Concurrent (occurring or existing simultaneously) implies that different code MAY execute at the exact same cycle. It means that things can possibly happen in parallel if multiple processors or a processor with multiple cores is available and the program is crafted correctly. Just adding threads does not imply concurrent execution.
The reason I say MAY and possibly is that anytime the programs separate threads need to share volatile/mutable state, other threads that need access to that state can not continue executing and will have to wait their turn to access that state, and things start happening serially again.
Typically this is implemented in a single program as more than one thread executing code concurrently at the same exact cycle as another thread, given that there is no resource contentions as listed above. This requires multiple physical processors or cores. Other models run multiple heavyweight OS processes that can execute concurrently.
Concurrent programming is very hard to do correctly with mutable shared state.
You can write a concurrent program
that runs serially on a single single
core processor, but scales up to
execute more things at the same time
when more processors or cores, or even
multiple processors with multiple
cores is present.
You can also cause single threaded programs to appear concurrent on a multi-core / multi-processor system if they can operate on independent ranges of input data at the same time. Example: a single threaded 3D rendering program can on a dual core machine can run 2 separate instances the first rendering all the odd frames and the second rendering all the even frames. As long as they don't try to share any mutable resources.
Multi-core means that a single CPU has multiple Processor cores that can execute threads or processes concurrently and typically appears as multiple processors to mainstream operating systems.

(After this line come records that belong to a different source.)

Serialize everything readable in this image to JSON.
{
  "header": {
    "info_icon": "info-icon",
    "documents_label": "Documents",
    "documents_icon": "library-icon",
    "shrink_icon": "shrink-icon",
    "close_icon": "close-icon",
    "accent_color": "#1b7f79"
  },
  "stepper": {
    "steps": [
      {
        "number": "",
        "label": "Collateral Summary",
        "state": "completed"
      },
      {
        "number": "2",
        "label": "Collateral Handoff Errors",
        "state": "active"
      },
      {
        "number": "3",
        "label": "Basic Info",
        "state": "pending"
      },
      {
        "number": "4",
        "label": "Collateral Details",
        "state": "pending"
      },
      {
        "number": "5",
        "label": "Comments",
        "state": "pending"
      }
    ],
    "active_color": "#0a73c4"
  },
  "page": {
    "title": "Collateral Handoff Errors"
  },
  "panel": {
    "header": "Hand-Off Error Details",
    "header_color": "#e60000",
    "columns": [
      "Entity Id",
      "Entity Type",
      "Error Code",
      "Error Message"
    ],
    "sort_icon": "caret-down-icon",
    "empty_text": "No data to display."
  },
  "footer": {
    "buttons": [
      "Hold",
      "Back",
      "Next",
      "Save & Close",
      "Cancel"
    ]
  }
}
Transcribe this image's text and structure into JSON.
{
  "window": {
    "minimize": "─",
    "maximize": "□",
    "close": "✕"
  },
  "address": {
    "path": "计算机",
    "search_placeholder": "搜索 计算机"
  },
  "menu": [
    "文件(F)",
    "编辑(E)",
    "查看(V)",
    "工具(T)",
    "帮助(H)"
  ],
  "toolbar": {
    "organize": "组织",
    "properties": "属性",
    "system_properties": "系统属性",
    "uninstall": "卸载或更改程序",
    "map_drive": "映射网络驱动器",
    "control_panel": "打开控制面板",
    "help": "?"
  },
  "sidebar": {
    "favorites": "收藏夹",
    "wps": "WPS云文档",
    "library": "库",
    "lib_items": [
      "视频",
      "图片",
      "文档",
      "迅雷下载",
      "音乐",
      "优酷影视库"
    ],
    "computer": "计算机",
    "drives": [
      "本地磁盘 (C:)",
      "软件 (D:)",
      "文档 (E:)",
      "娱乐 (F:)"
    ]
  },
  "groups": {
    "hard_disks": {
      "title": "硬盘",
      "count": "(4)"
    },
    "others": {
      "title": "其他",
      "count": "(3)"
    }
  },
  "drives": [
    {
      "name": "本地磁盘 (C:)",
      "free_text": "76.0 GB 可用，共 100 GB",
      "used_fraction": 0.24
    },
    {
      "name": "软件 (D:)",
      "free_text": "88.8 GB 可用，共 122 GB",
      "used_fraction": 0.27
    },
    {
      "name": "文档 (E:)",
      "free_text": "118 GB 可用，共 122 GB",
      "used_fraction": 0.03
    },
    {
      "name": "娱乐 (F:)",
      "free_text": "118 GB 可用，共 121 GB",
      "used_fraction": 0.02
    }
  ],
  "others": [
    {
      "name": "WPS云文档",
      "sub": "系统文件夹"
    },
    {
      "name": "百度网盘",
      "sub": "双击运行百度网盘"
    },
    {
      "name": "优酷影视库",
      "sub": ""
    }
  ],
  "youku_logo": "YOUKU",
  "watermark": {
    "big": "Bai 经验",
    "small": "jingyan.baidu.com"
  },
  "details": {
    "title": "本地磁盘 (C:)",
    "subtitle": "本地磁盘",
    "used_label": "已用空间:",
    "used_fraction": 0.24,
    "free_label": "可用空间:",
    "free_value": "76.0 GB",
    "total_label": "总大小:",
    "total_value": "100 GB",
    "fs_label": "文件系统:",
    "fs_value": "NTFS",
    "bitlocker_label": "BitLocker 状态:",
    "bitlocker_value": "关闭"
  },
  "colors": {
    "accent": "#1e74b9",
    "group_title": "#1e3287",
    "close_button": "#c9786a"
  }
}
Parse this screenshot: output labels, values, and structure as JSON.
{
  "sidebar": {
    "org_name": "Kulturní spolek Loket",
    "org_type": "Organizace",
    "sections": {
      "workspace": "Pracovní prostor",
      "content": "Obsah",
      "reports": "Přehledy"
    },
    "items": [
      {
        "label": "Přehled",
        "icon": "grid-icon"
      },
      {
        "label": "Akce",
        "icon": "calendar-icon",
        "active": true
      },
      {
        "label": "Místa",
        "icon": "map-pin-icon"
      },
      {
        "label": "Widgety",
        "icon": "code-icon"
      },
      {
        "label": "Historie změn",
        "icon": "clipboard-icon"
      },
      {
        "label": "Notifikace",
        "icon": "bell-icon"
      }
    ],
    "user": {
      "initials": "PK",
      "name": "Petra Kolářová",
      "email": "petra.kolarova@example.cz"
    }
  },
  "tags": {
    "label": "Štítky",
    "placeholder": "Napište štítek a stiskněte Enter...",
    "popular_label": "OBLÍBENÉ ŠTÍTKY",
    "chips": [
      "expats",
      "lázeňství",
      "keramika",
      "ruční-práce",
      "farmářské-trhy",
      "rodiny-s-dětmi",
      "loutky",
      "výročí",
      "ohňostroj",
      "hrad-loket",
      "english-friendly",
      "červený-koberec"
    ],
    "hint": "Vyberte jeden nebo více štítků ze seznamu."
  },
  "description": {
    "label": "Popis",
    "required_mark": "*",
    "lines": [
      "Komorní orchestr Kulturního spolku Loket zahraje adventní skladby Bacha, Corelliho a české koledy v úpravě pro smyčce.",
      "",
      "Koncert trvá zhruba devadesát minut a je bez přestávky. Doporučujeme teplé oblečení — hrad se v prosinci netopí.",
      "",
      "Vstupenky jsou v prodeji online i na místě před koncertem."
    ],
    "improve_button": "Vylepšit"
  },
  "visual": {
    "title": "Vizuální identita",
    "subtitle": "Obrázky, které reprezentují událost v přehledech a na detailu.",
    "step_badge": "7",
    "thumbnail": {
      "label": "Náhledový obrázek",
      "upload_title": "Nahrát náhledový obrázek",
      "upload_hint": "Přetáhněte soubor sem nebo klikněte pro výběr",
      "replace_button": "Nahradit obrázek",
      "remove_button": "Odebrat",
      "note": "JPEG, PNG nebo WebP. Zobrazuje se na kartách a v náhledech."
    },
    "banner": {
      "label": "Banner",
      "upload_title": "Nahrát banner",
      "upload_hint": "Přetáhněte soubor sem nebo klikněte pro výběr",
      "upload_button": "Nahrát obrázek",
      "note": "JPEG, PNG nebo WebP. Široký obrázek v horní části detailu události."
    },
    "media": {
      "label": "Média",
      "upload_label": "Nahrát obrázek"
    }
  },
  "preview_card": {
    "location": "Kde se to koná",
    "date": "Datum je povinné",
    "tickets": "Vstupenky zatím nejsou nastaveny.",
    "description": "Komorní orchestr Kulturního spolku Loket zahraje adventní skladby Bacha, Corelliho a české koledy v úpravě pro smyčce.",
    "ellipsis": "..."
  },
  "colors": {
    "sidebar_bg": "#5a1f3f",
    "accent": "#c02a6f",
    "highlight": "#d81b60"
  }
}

It does NOT imply that programs that are single threaded gain any concurrency behaviors or benefits from the additional processor cores available.